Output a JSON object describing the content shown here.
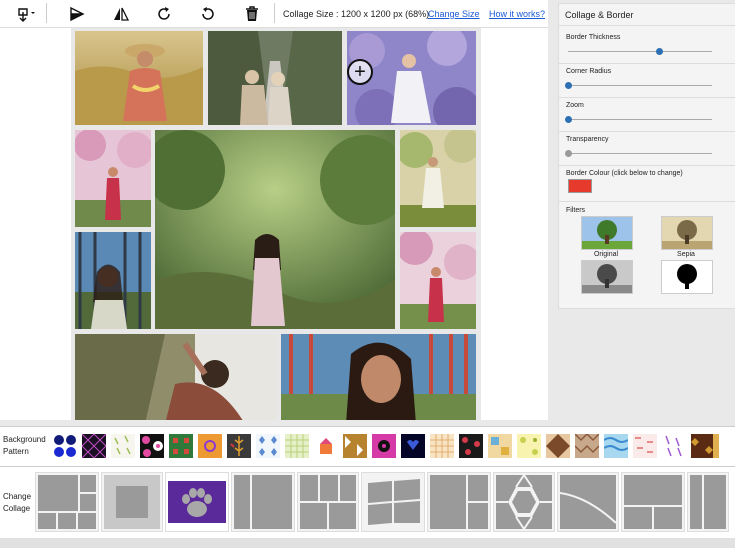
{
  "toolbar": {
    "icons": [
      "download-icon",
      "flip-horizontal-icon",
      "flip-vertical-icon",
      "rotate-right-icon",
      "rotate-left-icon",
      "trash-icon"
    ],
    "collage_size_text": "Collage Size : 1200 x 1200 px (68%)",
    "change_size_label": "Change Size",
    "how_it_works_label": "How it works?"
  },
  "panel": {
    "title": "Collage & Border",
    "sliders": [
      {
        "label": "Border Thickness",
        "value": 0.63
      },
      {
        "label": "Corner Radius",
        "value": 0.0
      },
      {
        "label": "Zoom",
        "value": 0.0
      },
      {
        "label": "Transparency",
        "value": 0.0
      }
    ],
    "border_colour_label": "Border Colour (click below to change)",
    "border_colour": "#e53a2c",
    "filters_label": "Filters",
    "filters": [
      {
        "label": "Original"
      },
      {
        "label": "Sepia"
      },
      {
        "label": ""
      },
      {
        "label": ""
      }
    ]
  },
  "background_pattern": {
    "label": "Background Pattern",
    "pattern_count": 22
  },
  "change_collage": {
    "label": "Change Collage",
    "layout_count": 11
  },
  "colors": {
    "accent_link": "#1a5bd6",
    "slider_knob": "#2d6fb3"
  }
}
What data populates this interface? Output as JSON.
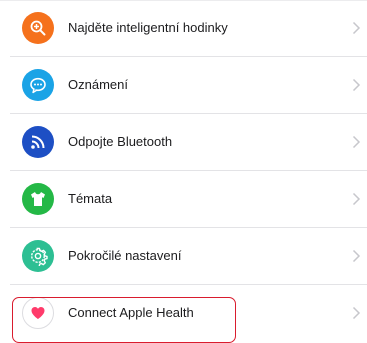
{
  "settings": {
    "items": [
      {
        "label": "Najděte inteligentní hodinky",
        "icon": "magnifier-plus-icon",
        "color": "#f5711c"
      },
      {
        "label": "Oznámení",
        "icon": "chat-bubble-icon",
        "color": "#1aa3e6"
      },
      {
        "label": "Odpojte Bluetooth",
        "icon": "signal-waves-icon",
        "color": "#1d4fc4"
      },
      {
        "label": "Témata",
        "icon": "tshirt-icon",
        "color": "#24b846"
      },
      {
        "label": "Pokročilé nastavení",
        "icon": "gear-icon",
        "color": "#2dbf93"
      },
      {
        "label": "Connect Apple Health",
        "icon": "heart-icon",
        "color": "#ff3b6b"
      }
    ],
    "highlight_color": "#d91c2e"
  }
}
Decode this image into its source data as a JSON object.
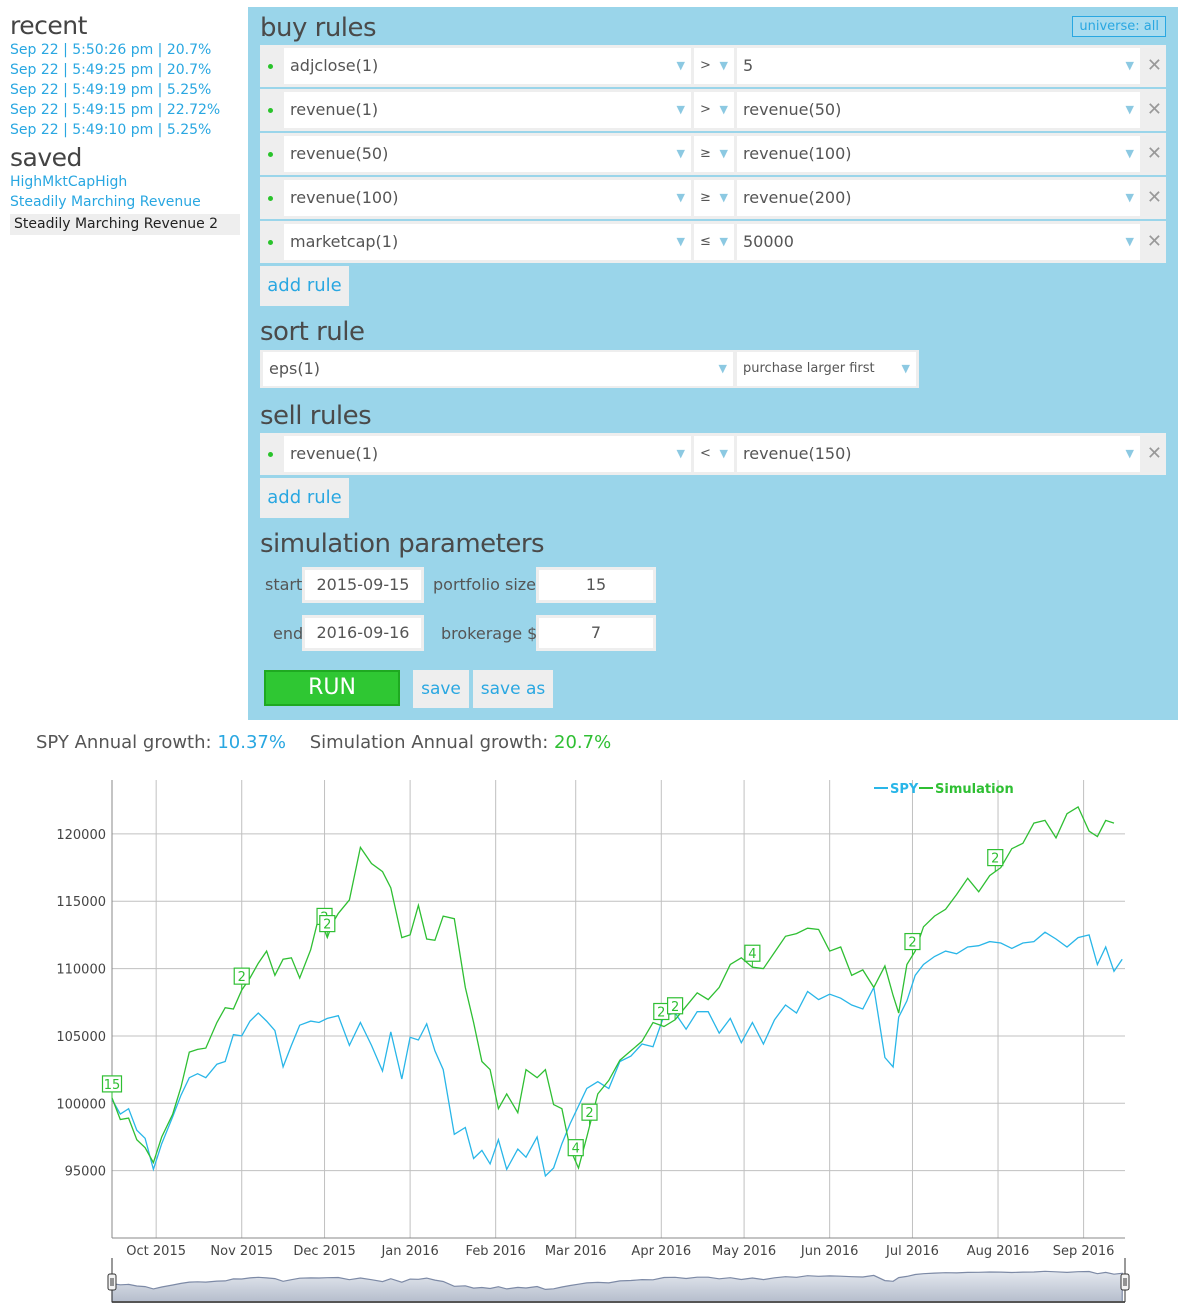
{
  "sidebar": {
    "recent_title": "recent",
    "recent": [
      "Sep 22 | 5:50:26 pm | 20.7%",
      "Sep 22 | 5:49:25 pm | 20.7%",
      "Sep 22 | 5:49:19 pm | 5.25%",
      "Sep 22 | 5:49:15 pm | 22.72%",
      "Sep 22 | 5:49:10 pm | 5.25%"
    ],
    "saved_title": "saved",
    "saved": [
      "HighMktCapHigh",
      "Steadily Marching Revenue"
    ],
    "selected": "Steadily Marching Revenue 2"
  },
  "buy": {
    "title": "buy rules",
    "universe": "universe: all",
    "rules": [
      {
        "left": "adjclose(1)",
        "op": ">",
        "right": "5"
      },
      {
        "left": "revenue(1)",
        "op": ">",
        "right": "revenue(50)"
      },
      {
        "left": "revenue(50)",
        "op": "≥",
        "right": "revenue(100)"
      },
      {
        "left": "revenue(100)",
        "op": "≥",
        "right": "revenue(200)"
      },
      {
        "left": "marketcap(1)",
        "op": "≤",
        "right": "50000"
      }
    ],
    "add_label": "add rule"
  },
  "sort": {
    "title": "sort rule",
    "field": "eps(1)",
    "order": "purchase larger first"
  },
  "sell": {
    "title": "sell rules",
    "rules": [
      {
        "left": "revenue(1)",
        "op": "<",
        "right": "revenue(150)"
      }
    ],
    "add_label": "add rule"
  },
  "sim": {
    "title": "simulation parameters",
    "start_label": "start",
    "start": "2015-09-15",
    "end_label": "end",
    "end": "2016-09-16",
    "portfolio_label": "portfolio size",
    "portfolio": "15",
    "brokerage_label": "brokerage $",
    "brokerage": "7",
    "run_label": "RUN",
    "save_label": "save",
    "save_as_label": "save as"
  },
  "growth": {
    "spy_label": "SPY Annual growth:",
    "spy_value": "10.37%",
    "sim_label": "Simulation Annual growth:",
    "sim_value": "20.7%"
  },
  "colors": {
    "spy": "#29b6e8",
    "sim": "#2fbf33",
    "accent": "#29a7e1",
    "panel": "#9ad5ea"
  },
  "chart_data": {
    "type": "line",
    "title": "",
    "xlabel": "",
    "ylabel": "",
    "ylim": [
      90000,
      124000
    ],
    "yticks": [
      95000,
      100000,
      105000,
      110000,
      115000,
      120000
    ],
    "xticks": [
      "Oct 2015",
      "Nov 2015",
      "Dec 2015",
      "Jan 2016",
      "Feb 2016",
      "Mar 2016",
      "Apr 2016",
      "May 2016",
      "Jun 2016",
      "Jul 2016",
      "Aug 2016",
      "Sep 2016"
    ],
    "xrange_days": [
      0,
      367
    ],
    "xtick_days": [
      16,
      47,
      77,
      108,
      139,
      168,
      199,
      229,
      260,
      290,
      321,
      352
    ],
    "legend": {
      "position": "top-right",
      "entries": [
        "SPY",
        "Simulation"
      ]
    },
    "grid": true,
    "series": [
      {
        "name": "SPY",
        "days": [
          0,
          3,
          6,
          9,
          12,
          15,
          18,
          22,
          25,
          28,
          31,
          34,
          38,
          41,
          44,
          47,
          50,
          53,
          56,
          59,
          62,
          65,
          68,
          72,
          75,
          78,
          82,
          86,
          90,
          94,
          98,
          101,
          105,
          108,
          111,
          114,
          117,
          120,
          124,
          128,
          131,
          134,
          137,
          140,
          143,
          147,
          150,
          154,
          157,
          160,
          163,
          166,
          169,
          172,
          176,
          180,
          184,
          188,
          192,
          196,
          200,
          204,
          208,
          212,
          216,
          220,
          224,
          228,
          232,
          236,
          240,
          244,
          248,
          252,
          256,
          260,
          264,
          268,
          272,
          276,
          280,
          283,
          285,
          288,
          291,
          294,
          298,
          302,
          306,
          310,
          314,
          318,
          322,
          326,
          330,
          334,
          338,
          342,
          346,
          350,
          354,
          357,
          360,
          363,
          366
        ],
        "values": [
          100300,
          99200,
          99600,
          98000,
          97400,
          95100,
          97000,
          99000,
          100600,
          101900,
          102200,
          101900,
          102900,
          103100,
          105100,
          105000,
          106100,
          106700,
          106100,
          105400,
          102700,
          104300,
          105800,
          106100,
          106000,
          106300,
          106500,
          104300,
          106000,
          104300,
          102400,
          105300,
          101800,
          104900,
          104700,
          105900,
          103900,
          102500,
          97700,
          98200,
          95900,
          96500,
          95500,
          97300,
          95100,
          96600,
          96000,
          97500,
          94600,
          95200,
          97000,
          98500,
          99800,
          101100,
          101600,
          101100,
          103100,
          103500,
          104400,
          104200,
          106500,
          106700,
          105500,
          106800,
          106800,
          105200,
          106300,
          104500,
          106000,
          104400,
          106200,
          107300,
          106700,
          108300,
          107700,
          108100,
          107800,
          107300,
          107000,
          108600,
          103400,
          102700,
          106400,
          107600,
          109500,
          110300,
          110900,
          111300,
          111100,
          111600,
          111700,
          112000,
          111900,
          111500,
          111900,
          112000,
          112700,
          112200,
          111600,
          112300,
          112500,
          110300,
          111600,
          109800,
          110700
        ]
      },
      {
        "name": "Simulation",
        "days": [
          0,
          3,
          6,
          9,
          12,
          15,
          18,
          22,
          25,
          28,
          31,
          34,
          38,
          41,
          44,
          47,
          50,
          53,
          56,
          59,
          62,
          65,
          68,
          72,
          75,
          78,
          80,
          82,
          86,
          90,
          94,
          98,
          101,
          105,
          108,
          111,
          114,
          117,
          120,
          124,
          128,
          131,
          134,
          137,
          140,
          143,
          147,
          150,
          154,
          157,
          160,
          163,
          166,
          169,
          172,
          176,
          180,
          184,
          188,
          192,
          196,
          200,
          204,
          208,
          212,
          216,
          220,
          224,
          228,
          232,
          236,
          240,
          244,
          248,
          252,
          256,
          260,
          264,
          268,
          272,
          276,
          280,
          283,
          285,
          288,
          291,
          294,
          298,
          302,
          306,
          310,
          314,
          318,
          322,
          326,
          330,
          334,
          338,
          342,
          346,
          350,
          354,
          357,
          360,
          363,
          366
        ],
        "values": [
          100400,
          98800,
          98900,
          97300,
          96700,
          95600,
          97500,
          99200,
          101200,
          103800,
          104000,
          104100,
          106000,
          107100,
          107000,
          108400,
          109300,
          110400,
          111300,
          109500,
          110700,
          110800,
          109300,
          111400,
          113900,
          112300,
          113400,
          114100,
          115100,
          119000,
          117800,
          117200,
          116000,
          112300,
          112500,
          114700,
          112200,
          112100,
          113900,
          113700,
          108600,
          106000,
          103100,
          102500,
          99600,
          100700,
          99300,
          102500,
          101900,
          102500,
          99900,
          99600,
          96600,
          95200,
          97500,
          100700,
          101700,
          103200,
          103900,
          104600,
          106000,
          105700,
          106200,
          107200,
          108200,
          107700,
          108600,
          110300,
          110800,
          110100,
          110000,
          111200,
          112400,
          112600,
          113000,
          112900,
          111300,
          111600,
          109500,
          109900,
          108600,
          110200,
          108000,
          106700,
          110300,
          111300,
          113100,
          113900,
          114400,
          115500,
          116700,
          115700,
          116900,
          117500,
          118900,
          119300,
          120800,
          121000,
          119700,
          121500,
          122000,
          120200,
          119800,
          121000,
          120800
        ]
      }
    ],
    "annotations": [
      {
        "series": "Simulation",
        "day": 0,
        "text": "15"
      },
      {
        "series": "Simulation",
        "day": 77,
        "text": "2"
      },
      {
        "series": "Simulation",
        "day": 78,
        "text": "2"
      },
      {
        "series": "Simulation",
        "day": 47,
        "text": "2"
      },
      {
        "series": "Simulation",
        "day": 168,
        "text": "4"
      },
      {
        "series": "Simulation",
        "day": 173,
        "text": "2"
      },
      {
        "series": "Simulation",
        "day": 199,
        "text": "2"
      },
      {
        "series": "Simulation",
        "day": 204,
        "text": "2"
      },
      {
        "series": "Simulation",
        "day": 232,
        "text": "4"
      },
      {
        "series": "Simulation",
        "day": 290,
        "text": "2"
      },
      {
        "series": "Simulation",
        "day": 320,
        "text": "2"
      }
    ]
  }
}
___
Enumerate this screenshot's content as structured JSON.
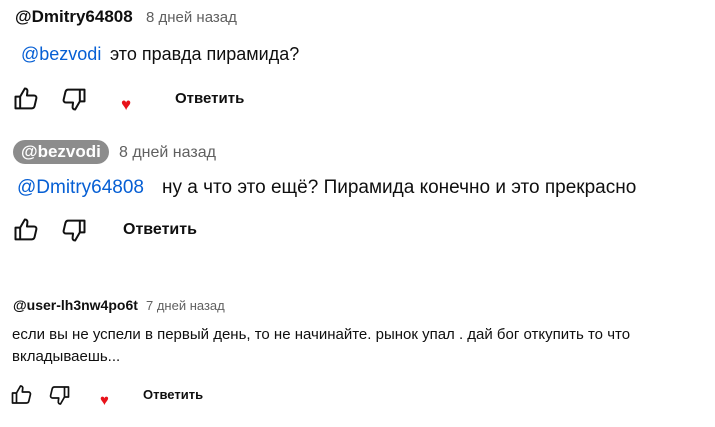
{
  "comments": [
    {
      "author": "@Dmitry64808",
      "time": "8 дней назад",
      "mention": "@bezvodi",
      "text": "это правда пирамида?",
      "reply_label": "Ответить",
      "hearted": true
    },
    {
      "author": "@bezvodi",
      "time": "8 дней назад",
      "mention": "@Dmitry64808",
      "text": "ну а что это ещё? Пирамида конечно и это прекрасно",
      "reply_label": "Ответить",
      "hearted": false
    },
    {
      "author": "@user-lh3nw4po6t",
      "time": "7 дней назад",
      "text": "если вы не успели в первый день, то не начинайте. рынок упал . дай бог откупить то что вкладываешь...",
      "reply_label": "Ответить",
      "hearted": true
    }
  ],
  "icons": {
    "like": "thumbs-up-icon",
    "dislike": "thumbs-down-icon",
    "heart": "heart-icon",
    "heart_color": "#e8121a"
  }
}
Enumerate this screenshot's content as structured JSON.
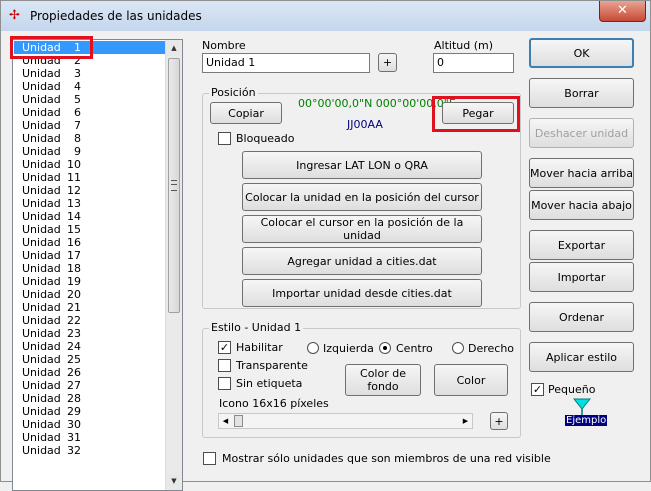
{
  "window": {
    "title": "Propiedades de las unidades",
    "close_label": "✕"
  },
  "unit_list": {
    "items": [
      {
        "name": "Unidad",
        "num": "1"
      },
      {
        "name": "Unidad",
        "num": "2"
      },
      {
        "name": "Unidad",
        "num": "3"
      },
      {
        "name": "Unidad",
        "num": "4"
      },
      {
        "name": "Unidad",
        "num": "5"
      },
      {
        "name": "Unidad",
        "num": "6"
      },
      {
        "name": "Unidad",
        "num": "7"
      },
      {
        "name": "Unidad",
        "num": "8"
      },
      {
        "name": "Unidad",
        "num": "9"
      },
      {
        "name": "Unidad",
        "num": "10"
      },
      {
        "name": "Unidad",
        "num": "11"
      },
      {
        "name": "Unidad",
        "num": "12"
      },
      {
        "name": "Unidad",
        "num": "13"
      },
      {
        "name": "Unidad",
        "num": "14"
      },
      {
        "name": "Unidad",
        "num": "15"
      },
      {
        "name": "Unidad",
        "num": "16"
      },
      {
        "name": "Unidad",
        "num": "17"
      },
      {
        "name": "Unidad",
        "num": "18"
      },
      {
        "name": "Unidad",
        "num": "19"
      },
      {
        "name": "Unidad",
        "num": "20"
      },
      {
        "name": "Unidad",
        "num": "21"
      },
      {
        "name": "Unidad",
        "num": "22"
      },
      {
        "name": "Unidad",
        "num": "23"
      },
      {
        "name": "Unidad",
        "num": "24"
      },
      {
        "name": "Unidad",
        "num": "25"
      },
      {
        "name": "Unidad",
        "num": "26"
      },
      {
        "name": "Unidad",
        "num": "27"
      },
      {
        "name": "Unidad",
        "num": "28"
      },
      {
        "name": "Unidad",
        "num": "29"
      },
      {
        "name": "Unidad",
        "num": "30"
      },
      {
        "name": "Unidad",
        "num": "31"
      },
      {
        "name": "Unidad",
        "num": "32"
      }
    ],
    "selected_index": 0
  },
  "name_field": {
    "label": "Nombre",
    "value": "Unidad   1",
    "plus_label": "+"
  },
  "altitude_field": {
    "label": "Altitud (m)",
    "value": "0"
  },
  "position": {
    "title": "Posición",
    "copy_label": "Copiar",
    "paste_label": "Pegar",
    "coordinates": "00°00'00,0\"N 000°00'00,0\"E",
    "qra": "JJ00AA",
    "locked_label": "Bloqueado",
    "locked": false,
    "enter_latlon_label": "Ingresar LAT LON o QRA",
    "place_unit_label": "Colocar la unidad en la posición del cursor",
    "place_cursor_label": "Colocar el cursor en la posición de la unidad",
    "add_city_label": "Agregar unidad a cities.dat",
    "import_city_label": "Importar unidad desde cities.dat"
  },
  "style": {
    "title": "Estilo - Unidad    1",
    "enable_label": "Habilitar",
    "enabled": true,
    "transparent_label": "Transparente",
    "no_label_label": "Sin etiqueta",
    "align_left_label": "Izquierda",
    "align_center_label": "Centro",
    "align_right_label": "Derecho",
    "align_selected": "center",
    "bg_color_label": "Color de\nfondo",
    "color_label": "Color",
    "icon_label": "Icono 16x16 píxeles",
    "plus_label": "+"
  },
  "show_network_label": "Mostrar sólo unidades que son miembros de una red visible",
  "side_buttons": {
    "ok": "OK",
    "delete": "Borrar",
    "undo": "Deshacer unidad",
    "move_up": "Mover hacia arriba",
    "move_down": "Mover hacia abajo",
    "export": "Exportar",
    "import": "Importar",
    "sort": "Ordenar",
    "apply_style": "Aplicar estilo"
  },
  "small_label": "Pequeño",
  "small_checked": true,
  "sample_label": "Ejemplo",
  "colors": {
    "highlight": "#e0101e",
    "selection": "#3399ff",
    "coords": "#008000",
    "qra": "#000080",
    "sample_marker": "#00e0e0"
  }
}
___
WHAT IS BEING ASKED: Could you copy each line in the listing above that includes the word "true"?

EXERCISE SOLUTION:
    "grid": true,
      "hearted": true
      "hearted": true
    "enabled": true,
  "small_checked": true,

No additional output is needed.